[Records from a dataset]

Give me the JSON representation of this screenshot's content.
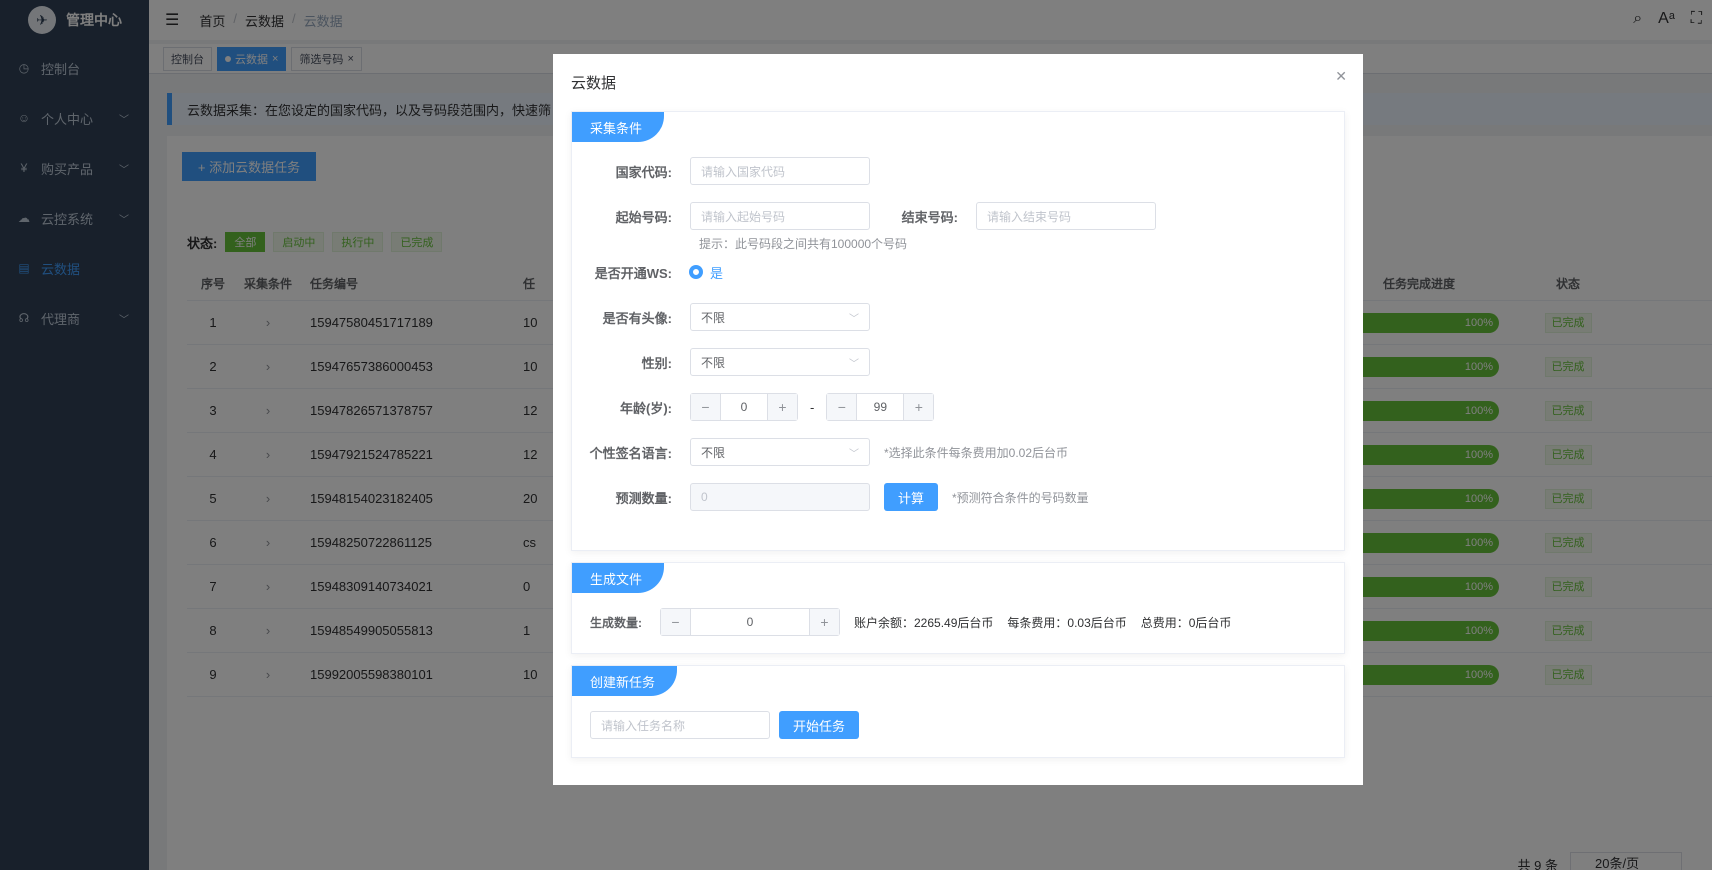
{
  "app": {
    "title": "管理中心"
  },
  "sidebar": {
    "items": [
      {
        "label": "控制台",
        "icon": "dashboard-icon",
        "glyph": "◷"
      },
      {
        "label": "个人中心",
        "icon": "user-icon",
        "glyph": "☺"
      },
      {
        "label": "购买产品",
        "icon": "yen-icon",
        "glyph": "¥"
      },
      {
        "label": "云控系统",
        "icon": "cloud-icon",
        "glyph": "☁"
      },
      {
        "label": "云数据",
        "icon": "document-icon",
        "glyph": "▤"
      },
      {
        "label": "代理商",
        "icon": "headset-icon",
        "glyph": "☊"
      }
    ]
  },
  "breadcrumb": {
    "home": "首页",
    "section": "云数据",
    "current": "云数据"
  },
  "tags": {
    "t1": "控制台",
    "t2": "云数据",
    "t3": "筛选号码"
  },
  "alert": {
    "text": "云数据采集：在您设定的国家代码，以及号码段范围内，快速筛"
  },
  "toolbar": {
    "add_label": "+ 添加云数据任务"
  },
  "status_filter": {
    "label": "状态:",
    "options": [
      "全部",
      "启动中",
      "执行中",
      "已完成"
    ]
  },
  "table": {
    "headers": {
      "index": "序号",
      "cond": "采集条件",
      "task_no": "任务编号",
      "col4": "任",
      "progress": "任务完成进度",
      "state": "状态"
    },
    "rows": [
      {
        "index": "1",
        "task_no": "15947580451717189",
        "col4": "10",
        "progress": 1.0,
        "progress_label": "100%",
        "state": "已完成"
      },
      {
        "index": "2",
        "task_no": "15947657386000453",
        "col4": "10",
        "progress": 1.0,
        "progress_label": "100%",
        "state": "已完成"
      },
      {
        "index": "3",
        "task_no": "15947826571378757",
        "col4": "12",
        "progress": 1.0,
        "progress_label": "100%",
        "state": "已完成"
      },
      {
        "index": "4",
        "task_no": "15947921524785221",
        "col4": "12",
        "progress": 1.0,
        "progress_label": "100%",
        "state": "已完成"
      },
      {
        "index": "5",
        "task_no": "15948154023182405",
        "col4": "20",
        "progress": 1.0,
        "progress_label": "100%",
        "state": "已完成"
      },
      {
        "index": "6",
        "task_no": "15948250722861125",
        "col4": "cs",
        "progress": 1.0,
        "progress_label": "100%",
        "state": "已完成"
      },
      {
        "index": "7",
        "task_no": "15948309140734021",
        "col4": "0",
        "progress": 1.0,
        "progress_label": "100%",
        "state": "已完成"
      },
      {
        "index": "8",
        "task_no": "15948549905055813",
        "col4": "1",
        "progress": 1.0,
        "progress_label": "100%",
        "state": "已完成"
      },
      {
        "index": "9",
        "task_no": "15992005598380101",
        "col4": "10",
        "progress": 1.0,
        "progress_label": "100%",
        "state": "已完成"
      }
    ]
  },
  "pagination": {
    "total": "共 9 条",
    "page_size": "20条/页"
  },
  "dialog": {
    "title": "云数据",
    "section1": {
      "title": "采集条件",
      "country_label": "国家代码:",
      "country_placeholder": "请输入国家代码",
      "start_label": "起始号码:",
      "start_placeholder": "请输入起始号码",
      "end_label": "结束号码:",
      "end_placeholder": "请输入结束号码",
      "range_hint": "提示：此号码段之间共有100000个号码",
      "ws_label": "是否开通WS:",
      "ws_option": "是",
      "avatar_label": "是否有头像:",
      "avatar_value": "不限",
      "gender_label": "性别:",
      "gender_value": "不限",
      "age_label": "年龄(岁):",
      "age_min": "0",
      "age_sep": "-",
      "age_max": "99",
      "lang_label": "个性签名语言:",
      "lang_value": "不限",
      "lang_hint": "*选择此条件每条费用加0.02后台币",
      "predict_label": "预测数量:",
      "predict_value": "0",
      "calc_button": "计算",
      "predict_hint": "*预测符合条件的号码数量"
    },
    "section2": {
      "title": "生成文件",
      "qty_label": "生成数量:",
      "qty_value": "0",
      "balance": "账户余额：2265.49后台币",
      "unit_cost": "每条费用：0.03后台币",
      "total_cost": "总费用：0后台币"
    },
    "section3": {
      "title": "创建新任务",
      "name_placeholder": "请输入任务名称",
      "start_button": "开始任务"
    }
  }
}
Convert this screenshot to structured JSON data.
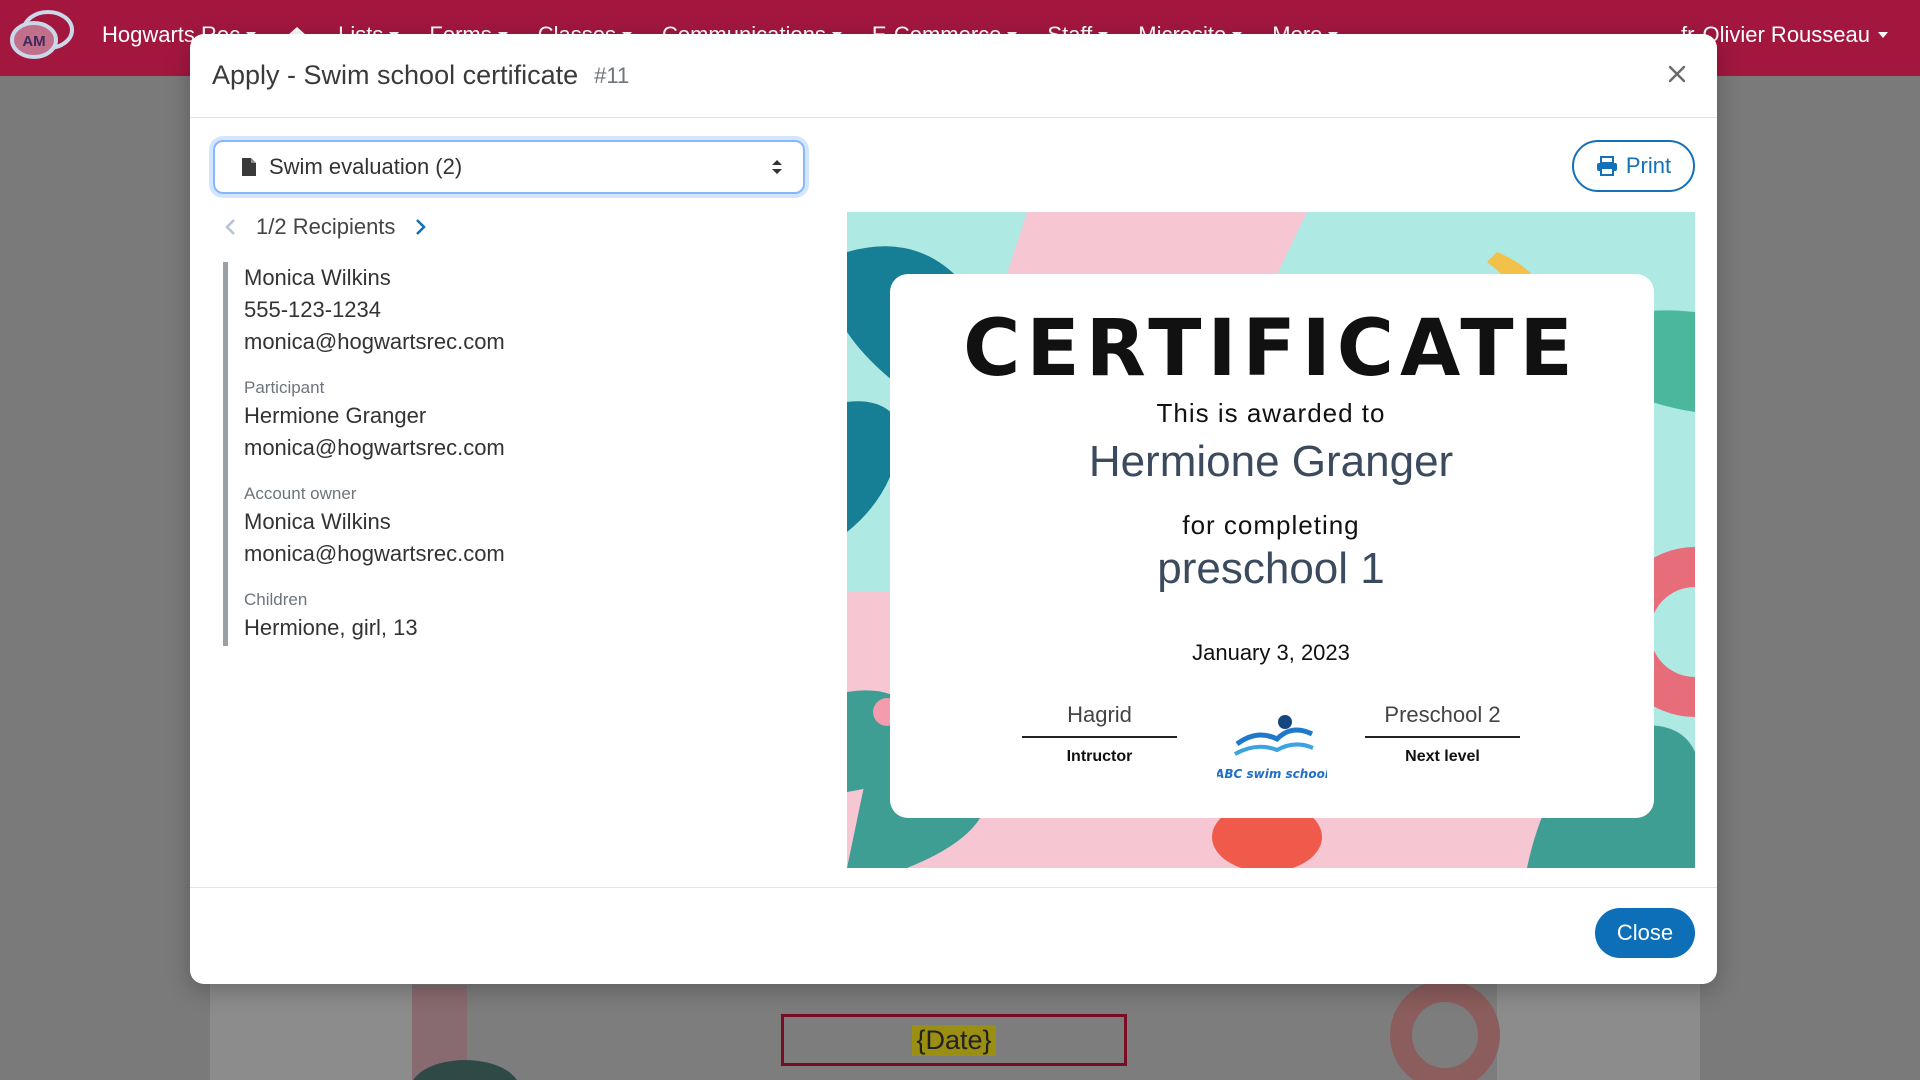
{
  "navbar": {
    "logo_text": "AM",
    "items": [
      "Hogwarts Rec",
      "Lists",
      "Forms",
      "Classes",
      "Communications",
      "E-Commerce",
      "Staff",
      "Microsite",
      "More"
    ],
    "language": "fr",
    "user": "Olivier Rousseau"
  },
  "background": {
    "date_placeholder": "{Date}"
  },
  "modal": {
    "title": "Apply - Swim school certificate",
    "number": "#11",
    "select_value": "Swim evaluation (2)",
    "recipients_label": "1/2 Recipients",
    "print_label": "Print",
    "close_label": "Close",
    "recipient": {
      "name": "Monica Wilkins",
      "phone": "555-123-1234",
      "email": "monica@hogwartsrec.com",
      "participant_label": "Participant",
      "participant_name": "Hermione Granger",
      "participant_email": "monica@hogwartsrec.com",
      "owner_label": "Account owner",
      "owner_name": "Monica Wilkins",
      "owner_email": "monica@hogwartsrec.com",
      "children_label": "Children",
      "children_value": "Hermione, girl, 13"
    }
  },
  "certificate": {
    "title": "CERTIFICATE",
    "awarded_to": "This is awarded to",
    "name": "Hermione Granger",
    "for_completing": "for completing",
    "course": "preschool 1",
    "date": "January 3, 2023",
    "instructor_name": "Hagrid",
    "instructor_role": "Intructor",
    "next_level_name": "Preschool 2",
    "next_level_role": "Next level",
    "logo_text": "ABC swim school"
  },
  "colors": {
    "navbar": "#a3173f",
    "primary": "#1471b8",
    "cert_teal": "#aee9e4",
    "cert_pink": "#f7c6d3"
  }
}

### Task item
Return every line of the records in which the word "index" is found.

### Solution for this exercise
      "index": "序号",
        "index": "1",
        "index": "2",
        "index": "3",
        "index": "4",
        "index": "5",
        "index": "6",
        "index": "7",
        "index": "8",
        "index": "9",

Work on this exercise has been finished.